When we discover an economic injustice in our system against the poor, it is the duty of our ministers to rectify it immediately.
Such is the case with the skyrocketing cost for motorcycle certificates of entitlement (COEs) and its unintended economic punishment of poor people ("Record m-cycle COE prices penalise S'porean riders" by Mr Charlie Tan; Jan 14, and "Experts concerned as motorbike COEs rise to record high"; Jan 9).
For many low-wage earners in Singapore, the motorcycle is an essential vehicle for their livelihoods.
These people serve vital roles in our economy as messengers, food deliverymen and package deliverymen.
So, it is absolutely crucial for motorcycle prices to be affordable and within their means.
Since 2010, the price of motorcycle COEs has gone from $900 to more than $6,800.
This is an increase of more than 650 per cent over five years.
This is a ridiculous and unacceptable cost for low-wage motorcycle owners to bear.
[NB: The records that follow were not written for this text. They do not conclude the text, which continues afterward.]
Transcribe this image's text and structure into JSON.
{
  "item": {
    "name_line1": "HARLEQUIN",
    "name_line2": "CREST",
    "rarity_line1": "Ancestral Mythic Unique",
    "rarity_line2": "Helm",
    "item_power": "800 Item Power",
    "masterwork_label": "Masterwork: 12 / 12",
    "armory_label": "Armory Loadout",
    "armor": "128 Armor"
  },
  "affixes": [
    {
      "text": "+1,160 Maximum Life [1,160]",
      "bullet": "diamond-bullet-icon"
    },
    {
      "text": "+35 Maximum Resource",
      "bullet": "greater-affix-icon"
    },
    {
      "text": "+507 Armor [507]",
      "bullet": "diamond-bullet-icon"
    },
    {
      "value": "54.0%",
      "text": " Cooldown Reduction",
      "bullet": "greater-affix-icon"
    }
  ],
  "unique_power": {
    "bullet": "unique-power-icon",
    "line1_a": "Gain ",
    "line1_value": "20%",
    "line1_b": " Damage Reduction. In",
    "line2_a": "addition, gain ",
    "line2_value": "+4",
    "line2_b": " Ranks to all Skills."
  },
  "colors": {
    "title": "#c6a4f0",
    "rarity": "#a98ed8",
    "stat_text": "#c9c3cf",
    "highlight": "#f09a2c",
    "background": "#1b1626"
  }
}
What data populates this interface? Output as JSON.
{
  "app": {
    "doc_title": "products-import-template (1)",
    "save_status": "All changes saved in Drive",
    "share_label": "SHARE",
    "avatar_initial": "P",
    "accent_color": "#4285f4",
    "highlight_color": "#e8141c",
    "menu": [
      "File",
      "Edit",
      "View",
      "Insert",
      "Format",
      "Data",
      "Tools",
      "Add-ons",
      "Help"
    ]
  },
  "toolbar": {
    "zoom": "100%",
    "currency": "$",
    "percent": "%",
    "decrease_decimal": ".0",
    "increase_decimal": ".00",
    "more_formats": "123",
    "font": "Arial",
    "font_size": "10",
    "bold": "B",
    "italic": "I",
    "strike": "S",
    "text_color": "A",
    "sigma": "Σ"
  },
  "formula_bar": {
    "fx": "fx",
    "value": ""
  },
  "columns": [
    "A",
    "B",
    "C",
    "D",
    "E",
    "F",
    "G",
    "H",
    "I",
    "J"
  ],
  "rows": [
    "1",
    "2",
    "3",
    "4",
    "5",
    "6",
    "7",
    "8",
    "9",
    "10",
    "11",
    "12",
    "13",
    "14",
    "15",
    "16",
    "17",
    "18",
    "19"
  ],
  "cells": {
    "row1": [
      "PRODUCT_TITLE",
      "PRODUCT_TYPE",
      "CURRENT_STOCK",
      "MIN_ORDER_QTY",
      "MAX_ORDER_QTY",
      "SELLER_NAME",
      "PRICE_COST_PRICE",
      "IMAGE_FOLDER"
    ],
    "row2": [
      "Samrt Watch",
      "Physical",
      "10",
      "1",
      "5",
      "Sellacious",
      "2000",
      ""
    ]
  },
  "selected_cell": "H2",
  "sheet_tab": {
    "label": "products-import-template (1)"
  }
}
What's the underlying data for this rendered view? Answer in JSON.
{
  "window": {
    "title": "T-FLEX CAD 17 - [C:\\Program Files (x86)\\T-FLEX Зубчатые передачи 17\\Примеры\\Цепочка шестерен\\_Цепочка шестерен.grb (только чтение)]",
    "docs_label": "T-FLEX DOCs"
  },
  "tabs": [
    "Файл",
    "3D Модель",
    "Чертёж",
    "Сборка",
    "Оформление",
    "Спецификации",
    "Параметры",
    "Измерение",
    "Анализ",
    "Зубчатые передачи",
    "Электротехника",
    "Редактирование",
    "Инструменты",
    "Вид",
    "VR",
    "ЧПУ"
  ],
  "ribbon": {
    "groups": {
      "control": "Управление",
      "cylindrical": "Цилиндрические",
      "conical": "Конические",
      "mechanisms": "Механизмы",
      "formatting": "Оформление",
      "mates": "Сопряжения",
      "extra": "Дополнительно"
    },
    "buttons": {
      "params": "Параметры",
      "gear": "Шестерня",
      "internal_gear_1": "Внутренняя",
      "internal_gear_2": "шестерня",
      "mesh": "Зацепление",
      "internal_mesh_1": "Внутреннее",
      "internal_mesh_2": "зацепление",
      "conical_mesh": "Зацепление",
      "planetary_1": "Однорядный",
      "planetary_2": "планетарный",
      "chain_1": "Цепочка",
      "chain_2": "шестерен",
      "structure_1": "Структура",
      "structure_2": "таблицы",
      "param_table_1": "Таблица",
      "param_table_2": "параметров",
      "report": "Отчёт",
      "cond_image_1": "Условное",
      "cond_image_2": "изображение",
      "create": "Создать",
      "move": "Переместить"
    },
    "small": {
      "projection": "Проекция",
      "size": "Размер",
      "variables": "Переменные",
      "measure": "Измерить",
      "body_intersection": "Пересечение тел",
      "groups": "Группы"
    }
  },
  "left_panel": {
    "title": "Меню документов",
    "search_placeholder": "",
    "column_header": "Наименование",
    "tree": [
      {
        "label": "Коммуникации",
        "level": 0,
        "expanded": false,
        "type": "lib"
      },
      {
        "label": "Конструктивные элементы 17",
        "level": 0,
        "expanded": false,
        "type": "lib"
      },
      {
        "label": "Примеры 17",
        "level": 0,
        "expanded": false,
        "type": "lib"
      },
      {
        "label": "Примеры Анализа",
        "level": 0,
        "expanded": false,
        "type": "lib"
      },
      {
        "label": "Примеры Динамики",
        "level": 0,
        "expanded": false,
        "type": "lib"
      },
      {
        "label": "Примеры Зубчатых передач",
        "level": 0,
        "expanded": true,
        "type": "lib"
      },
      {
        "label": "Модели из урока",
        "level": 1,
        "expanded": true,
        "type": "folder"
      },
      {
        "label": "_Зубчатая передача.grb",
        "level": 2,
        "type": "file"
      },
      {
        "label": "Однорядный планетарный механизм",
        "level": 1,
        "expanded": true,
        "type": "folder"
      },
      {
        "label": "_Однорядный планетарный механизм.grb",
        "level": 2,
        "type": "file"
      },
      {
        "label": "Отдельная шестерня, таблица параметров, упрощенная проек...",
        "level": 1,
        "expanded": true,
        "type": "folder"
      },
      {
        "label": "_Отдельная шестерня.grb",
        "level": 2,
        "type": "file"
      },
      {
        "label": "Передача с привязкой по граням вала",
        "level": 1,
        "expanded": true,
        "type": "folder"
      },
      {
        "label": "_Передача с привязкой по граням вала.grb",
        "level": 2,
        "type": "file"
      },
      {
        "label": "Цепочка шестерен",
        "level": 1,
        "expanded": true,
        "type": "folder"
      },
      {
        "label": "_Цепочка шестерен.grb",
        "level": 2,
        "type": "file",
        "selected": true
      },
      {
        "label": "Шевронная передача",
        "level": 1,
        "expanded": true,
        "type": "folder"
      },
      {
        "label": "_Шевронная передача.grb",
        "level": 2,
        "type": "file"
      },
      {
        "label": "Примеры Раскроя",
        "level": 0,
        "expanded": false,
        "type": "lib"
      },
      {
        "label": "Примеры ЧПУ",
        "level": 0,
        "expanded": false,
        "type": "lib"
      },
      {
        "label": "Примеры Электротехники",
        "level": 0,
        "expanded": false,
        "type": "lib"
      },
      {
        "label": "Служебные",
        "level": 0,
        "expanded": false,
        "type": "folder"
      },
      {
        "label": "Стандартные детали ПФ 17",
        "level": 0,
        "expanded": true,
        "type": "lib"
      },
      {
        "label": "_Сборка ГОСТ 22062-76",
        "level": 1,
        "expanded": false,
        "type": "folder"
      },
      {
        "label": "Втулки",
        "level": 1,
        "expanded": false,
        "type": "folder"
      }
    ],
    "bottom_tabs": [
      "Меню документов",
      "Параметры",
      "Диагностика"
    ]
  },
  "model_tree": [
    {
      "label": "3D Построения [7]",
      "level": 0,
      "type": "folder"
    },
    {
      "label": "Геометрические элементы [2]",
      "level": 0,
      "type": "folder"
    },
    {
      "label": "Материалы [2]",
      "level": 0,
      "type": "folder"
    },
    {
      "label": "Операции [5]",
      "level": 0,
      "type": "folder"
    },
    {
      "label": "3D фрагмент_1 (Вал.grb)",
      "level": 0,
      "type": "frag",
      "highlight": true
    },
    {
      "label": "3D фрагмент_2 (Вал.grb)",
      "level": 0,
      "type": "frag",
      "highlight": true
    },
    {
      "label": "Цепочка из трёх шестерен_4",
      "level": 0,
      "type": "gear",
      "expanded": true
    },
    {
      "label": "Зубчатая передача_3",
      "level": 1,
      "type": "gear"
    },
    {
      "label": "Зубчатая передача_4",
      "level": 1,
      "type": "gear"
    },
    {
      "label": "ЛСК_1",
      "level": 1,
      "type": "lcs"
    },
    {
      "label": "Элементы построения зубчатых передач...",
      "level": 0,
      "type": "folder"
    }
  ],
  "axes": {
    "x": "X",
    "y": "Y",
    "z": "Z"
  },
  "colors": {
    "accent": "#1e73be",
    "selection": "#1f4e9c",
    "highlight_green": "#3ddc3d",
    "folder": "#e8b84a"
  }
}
The COE will price them out of job opportunities.
Unfortunately, the quota for motorcycles is diminishing because of an unenlightened mechanism in the system.
For every scrapped motorcycle, its COE goes into the pool of Open category COEs, which car buyers readily snap up.
This causes a reduction in the motorcycle quota and increases in prices every year.
As more motorcycle owners scrap their vehicles, because they can't afford the COEs, there are progressively fewer COEs allocated to motorcycles.
It's a vicious circle, which ratchets up prices continually at the expense of the poor.
Admittedly, there is a minor segment which buys powerful motorcycles for leisure and may not require the benefit of cost protection.
The solution is simple: Divide the motorcycle category into "under 400cc" and "above 400cc", for instance.
The hyper-inflation for motorcycle COEs is not a new trend. Its effects were predicted years ago. Yet, action to reverse the problem has been either ineffective or non-existent.
MPs and policymakers must not delay remedial action any further.
The rice bowl of low-wage workers is at stake.
Young Chuan Hwa